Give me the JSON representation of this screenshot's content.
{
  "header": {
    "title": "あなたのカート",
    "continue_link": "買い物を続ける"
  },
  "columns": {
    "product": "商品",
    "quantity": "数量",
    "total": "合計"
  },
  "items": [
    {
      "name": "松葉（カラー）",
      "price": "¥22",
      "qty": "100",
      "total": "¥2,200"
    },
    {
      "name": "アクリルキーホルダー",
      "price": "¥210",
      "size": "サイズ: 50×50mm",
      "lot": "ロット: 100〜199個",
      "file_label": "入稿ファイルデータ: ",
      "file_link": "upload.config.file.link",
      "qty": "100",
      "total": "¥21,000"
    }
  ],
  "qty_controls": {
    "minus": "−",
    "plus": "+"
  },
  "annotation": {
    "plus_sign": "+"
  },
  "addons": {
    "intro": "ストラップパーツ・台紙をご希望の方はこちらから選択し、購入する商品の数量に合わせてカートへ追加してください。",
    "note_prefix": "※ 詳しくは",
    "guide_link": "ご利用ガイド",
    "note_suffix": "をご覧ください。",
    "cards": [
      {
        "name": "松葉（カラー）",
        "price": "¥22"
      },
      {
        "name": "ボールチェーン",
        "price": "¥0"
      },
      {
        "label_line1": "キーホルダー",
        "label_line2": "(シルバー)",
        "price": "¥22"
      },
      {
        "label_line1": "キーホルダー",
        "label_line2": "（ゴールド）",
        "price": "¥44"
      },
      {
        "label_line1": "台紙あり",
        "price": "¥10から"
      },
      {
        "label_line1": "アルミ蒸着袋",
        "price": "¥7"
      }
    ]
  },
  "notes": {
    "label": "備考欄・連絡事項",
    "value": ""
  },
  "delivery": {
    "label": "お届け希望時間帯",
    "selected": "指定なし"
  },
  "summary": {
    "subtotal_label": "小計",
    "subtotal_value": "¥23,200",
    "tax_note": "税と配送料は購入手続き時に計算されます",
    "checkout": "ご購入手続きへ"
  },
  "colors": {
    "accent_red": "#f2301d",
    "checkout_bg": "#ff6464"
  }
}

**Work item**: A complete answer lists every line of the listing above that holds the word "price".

**Reply to the task**:
      "price": "¥22",
      "price": "¥210",
        "price": "¥22"
        "price": "¥0"
        "price": "¥22"
        "price": "¥44"
        "price": "¥10から"
        "price": "¥7"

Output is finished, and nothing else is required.